September 30th, 2016

‘Smaller firms need to be given a chance’, says Longbridge signal company boss

‘Smaller firms need to be given a chance’, says Longbridge signal company boss ‘Smaller firms need to be given a chance’, says Longbridge signal company boss
Updated: 3:54 pm, Apr 15, 2016

A LONGBRIDGE rail services provider has claimed Network Rail’s inefficient work contracts were jeopardising improvements to passenger services.

Miles Hancock, the managing director of rail signalling company AM Rail Group, has written a letter in response to last year’s Hendy Report which highlighted a shortage of skills in certain areas of the rail industry.

“We have those skills but they are not being fully utilised because it takes so long for the bigger companies to delegate the work.”

He told the Standard: “We’re a bit like the unsung heroes who get called in at the last minute by these larger companies – and this wastes time and could ultimately result in delayed services.”

Mr Hancock said there were very few small and medium-sized enterprises (SMEs) that specialised in rail signalling services.

He added, by dealing directly with specialist companies like his, Network Rail would not only save taxpayers’ money, but also prevent delays in major infrastructure projects, avoid passenger overcrowding, reduce journey time and enhance capacity with frequency of trains.

Mr Hancock called for a more open and competitive tendering process and said the monopolisation of work risked the success of planned improvements to the railway system.

A spokesperson for Network Rail told the Standard: “We made more improvements to the railway last year than has happened at any time in the last 150 years.

“Every month, we build the equivalent of an Olympic stadium worth £500million, all on a live railway carrying more than 4.5million people a day.

To do this, we work with thousands of companies from all over Britain, including many in the West Midlands.

“As a public company, our procurement processes are completely open and transparent and are designed to deliver best value for everyone who helps fund the railway.”

But Mr Hancock said the issue was about the shortage of skills in the rail signalling sector which his company could provide.

Network Rail added it had nothing further to say.
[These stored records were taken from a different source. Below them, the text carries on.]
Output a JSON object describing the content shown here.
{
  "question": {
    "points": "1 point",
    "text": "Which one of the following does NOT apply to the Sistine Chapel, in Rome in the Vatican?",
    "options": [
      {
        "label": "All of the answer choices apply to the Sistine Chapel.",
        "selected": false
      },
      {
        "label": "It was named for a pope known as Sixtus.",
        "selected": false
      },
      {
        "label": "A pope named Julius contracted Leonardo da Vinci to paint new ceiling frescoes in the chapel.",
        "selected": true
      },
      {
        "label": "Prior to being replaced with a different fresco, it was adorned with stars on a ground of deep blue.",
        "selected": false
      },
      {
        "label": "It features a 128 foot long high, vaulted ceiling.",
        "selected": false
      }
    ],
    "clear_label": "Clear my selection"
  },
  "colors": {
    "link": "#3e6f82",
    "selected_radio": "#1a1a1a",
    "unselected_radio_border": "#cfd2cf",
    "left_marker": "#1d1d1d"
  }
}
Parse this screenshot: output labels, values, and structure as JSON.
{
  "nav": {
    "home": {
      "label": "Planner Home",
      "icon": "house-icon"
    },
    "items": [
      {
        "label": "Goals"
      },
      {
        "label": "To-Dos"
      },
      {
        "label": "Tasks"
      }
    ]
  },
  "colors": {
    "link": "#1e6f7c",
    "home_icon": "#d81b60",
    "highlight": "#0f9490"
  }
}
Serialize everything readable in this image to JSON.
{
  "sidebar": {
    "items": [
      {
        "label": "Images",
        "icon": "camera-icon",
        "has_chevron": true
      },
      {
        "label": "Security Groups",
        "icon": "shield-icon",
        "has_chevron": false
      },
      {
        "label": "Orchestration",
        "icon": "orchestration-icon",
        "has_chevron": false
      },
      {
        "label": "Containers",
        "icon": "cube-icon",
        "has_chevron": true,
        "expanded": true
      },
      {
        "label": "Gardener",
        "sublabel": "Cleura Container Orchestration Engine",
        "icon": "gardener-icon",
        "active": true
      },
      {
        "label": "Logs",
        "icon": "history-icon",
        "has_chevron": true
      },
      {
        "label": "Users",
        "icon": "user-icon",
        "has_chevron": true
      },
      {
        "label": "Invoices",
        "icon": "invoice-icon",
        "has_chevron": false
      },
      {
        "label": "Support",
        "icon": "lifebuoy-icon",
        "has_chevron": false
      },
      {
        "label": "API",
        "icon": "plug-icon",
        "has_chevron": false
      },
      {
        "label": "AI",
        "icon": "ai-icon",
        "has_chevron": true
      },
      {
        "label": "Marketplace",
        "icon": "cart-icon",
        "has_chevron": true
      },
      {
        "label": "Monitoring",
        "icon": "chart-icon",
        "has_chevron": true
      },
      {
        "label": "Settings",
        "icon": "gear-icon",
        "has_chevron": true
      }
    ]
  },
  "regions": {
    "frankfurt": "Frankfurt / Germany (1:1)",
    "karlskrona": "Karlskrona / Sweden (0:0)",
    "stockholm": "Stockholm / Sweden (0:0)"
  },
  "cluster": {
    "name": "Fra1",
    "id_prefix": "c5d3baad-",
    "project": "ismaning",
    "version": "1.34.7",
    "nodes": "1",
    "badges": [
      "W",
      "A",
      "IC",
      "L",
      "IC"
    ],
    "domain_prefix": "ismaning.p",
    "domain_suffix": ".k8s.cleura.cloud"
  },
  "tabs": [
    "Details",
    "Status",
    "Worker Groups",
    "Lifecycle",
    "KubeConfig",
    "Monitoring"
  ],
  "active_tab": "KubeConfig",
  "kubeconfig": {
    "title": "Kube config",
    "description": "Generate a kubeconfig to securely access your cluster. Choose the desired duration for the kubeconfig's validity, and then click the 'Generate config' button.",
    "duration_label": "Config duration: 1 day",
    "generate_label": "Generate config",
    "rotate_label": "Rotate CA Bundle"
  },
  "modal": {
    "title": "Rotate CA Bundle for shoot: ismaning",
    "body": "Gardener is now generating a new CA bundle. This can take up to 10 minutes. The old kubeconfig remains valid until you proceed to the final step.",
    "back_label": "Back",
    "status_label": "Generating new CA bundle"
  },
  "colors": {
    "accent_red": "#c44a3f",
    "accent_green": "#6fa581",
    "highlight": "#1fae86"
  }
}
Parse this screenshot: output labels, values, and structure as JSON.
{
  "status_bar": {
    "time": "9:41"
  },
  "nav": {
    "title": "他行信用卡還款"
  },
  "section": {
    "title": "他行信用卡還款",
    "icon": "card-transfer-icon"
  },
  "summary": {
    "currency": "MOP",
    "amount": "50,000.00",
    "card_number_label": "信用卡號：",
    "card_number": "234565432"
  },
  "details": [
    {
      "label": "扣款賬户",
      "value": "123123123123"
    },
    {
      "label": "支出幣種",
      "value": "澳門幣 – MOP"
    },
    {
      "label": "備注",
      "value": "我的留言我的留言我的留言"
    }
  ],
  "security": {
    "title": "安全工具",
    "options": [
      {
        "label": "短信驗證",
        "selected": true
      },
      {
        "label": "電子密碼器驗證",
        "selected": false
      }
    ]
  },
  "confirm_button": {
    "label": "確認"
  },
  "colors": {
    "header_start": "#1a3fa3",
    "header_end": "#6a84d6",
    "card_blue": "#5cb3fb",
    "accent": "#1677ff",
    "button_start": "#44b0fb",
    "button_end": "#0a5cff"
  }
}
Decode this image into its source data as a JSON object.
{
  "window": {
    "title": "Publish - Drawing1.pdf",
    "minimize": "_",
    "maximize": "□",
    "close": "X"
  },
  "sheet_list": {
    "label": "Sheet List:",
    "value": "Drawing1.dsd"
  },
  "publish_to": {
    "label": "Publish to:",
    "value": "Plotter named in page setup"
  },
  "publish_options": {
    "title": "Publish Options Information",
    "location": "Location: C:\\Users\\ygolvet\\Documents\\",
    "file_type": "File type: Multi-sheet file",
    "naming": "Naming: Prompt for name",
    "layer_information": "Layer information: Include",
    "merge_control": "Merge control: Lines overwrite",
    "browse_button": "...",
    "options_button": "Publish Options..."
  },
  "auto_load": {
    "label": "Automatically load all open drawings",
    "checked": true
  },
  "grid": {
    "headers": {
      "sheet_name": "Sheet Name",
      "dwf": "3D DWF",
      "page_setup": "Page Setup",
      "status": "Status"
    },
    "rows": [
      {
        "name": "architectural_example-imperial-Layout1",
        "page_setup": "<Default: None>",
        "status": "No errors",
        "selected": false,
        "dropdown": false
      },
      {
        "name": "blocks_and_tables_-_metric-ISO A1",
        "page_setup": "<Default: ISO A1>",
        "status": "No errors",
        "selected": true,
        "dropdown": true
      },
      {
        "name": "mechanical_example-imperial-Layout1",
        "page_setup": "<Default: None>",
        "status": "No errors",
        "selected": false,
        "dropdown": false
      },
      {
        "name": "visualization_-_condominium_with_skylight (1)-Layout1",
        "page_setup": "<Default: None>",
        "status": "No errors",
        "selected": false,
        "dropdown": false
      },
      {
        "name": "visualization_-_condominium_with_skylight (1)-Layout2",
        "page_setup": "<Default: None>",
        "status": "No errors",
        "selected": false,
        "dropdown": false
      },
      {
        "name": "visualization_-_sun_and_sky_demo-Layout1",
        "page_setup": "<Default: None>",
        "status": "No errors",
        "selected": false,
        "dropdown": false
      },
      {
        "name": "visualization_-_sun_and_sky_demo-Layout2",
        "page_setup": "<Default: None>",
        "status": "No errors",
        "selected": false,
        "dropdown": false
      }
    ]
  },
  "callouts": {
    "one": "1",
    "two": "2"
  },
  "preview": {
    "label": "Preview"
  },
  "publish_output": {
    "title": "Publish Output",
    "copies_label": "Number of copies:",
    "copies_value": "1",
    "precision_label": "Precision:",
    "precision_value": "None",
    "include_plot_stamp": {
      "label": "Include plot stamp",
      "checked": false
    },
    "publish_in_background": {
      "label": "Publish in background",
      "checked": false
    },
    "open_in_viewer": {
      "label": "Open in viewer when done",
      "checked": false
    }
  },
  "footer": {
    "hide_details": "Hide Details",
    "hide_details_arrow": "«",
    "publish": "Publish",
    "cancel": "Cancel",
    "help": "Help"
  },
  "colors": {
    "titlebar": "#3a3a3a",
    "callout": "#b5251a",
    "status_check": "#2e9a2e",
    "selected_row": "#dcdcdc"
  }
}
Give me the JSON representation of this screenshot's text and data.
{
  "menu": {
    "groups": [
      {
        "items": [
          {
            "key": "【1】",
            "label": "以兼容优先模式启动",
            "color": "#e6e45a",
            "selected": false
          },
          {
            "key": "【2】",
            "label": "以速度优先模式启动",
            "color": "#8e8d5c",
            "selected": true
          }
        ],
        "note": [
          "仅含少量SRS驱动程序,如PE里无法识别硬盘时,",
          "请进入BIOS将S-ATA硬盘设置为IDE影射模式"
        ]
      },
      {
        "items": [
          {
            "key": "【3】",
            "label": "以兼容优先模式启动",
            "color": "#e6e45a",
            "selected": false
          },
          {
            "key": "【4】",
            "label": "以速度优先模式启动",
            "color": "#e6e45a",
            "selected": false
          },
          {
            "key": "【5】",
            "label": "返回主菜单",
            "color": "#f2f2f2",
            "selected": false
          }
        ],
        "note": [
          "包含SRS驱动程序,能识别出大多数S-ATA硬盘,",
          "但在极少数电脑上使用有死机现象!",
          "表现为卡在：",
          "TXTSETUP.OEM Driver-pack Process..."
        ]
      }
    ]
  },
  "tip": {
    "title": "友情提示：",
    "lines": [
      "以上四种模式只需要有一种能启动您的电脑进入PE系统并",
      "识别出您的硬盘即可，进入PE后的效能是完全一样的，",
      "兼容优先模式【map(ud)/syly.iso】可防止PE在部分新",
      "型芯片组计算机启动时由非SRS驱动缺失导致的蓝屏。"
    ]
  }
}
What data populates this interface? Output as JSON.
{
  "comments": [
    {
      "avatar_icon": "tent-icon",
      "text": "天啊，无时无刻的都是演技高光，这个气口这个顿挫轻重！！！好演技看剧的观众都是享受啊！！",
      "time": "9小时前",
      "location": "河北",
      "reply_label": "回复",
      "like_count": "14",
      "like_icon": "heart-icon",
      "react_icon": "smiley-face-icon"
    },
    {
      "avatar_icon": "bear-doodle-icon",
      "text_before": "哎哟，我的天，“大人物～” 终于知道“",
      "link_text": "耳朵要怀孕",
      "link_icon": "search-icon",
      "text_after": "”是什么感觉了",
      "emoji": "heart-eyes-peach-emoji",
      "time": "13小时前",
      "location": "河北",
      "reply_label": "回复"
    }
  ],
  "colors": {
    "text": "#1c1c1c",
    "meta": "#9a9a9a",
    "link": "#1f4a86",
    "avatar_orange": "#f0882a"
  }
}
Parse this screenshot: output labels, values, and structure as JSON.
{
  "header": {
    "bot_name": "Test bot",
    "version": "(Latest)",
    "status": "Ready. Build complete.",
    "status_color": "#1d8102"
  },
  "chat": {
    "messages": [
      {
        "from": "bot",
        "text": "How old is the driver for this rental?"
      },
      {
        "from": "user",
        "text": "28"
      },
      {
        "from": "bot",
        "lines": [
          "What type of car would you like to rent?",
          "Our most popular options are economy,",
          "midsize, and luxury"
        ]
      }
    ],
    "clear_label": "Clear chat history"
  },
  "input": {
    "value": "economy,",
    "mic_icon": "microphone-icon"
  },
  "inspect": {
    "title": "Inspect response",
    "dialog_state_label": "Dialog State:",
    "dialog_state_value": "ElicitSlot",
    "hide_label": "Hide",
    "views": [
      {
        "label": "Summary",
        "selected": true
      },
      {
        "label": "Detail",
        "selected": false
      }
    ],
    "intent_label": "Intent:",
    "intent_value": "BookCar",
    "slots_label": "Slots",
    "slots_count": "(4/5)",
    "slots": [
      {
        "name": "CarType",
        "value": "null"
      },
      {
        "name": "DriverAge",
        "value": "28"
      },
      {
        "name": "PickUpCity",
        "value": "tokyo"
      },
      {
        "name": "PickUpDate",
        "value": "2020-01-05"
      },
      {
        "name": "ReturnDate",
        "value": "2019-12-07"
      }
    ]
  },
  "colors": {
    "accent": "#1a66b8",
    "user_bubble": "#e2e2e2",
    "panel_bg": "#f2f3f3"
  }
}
A spokesperson for the Department of Transport told The Standard: “We recognise small business are vital to economic growth, and can bring significant expertise and innovation to the rail industry.

“We expect Network Rail, like all other public bodies, to ensure it makes good use of all of the skills and resources available in the supply chain in order to deliver our rail investment programme efficiently and effectively.”